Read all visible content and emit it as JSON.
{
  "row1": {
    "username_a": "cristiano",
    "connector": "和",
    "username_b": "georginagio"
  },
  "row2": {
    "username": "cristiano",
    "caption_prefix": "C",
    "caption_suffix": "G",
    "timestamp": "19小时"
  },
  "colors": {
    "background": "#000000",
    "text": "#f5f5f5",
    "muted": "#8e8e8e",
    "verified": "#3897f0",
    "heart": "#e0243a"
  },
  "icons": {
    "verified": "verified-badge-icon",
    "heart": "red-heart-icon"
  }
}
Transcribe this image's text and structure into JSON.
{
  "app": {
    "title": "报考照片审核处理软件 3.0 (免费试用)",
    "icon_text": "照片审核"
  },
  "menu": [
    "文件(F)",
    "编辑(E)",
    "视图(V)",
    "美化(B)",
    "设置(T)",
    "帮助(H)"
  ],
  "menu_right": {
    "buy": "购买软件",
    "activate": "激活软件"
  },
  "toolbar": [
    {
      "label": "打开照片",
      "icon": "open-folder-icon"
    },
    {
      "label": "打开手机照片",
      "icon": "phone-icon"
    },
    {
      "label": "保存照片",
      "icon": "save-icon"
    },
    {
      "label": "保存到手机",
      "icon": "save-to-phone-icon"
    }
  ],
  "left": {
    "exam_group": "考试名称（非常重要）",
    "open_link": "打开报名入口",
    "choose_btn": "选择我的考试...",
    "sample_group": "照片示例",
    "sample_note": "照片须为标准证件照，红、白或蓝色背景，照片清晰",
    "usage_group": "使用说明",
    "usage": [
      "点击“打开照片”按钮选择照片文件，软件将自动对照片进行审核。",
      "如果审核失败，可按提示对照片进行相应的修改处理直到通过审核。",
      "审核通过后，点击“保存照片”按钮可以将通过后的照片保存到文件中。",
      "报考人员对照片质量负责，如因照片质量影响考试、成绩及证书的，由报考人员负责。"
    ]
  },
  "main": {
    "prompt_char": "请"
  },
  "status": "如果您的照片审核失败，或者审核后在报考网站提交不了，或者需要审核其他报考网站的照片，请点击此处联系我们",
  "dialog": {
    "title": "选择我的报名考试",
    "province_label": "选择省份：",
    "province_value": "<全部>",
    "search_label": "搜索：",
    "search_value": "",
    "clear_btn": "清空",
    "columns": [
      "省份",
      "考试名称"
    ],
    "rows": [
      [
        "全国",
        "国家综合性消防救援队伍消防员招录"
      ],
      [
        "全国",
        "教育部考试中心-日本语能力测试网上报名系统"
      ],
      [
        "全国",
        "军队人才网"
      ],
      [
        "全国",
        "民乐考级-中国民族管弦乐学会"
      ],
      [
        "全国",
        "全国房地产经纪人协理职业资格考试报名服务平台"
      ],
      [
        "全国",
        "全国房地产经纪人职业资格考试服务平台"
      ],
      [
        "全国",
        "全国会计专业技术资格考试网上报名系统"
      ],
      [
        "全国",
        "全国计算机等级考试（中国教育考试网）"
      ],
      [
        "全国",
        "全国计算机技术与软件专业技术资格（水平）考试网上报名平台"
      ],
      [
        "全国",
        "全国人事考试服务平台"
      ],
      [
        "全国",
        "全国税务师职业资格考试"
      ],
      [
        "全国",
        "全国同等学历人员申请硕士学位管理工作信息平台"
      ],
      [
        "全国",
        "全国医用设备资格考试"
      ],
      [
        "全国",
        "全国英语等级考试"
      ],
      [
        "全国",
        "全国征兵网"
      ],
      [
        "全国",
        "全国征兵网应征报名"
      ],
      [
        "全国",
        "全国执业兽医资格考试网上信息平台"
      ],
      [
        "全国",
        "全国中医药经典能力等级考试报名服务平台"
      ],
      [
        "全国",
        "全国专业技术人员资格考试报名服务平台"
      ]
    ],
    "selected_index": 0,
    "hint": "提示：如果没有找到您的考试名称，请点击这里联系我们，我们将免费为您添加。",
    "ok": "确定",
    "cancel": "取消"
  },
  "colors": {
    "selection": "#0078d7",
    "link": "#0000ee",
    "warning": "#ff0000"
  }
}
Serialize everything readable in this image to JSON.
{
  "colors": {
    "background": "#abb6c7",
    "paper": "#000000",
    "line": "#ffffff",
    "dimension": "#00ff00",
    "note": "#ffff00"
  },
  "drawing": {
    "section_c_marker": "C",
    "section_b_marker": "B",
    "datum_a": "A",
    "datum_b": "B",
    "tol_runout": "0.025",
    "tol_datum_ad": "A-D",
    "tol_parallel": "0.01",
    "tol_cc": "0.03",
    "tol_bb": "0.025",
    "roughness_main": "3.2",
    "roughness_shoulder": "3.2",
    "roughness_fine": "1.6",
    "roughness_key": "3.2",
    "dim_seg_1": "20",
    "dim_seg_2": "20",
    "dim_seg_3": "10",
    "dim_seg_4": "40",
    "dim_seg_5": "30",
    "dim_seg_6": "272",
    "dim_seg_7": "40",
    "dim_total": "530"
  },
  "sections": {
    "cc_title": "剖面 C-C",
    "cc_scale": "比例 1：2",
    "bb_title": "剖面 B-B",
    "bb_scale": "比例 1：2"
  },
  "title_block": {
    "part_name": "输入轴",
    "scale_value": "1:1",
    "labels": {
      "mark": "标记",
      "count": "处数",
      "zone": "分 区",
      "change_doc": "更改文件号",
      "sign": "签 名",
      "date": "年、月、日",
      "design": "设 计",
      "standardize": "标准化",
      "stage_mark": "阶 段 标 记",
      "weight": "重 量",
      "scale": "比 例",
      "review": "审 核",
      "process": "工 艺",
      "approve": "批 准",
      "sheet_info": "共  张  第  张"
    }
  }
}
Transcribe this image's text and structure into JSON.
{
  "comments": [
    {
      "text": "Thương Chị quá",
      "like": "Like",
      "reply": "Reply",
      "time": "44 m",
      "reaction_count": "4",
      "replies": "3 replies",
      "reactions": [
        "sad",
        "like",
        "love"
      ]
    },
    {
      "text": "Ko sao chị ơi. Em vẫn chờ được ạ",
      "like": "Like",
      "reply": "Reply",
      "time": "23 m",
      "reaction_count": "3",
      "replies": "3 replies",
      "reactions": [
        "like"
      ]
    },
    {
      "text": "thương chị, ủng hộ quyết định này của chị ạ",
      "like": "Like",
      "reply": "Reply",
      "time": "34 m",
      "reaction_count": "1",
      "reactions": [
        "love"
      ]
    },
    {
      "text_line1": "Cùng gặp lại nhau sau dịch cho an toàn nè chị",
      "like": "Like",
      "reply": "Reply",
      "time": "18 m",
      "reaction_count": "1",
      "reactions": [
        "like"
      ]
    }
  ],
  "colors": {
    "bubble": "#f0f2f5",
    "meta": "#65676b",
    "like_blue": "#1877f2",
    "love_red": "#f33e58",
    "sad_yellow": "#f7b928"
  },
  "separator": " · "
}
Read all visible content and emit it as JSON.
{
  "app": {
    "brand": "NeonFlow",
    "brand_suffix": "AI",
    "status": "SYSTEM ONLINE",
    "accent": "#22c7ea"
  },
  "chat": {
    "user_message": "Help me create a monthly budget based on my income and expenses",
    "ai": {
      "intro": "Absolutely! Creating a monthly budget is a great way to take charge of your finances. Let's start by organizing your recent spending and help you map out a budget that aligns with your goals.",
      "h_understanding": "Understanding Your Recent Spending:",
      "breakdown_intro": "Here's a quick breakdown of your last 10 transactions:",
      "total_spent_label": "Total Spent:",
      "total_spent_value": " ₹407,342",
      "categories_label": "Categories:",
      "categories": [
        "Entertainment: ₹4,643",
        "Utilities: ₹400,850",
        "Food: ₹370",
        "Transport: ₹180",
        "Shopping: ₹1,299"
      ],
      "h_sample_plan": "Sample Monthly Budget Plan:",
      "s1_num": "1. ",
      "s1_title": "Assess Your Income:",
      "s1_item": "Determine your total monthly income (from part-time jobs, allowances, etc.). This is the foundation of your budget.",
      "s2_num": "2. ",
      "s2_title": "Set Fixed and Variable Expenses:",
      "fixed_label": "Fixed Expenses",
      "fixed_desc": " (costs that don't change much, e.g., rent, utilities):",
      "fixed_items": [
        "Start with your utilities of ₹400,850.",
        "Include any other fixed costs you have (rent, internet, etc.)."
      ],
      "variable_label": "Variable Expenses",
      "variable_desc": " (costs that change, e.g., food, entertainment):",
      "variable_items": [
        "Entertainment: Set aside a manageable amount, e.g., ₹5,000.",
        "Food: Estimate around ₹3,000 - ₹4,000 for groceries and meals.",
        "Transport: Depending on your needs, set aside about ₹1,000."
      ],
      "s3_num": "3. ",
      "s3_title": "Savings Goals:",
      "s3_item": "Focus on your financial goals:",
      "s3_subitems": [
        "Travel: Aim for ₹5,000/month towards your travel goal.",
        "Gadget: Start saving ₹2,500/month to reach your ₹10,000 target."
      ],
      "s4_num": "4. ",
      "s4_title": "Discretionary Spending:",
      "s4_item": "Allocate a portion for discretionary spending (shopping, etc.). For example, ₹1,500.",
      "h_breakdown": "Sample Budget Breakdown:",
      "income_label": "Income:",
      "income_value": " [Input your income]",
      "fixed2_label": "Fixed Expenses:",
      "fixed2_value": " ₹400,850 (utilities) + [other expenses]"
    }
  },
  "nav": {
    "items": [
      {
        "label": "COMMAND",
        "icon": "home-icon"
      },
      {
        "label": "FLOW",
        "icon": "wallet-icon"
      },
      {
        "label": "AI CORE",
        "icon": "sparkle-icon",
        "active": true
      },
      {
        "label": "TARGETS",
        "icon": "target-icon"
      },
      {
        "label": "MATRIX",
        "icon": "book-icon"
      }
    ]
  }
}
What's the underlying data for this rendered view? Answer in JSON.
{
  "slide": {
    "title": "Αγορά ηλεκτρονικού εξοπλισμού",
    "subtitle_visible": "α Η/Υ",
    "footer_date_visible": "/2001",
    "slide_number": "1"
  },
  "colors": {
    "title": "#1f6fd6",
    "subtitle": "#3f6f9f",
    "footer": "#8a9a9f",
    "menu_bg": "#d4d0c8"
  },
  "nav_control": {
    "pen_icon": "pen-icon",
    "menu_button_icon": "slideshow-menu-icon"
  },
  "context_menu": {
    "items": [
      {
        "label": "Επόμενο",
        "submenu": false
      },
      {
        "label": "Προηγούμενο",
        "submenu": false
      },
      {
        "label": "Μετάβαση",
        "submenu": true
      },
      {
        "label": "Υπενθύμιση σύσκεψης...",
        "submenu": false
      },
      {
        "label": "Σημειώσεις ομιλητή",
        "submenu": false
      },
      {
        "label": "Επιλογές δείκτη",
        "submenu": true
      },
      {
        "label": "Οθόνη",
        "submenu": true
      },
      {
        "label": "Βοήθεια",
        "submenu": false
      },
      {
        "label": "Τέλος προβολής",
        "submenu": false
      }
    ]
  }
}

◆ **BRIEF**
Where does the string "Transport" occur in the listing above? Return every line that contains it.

◆ **RESULT OF THE EXERCISE**
        "Transport: ₹180",
        "Transport: Depending on your needs, set aside about ₹1,000."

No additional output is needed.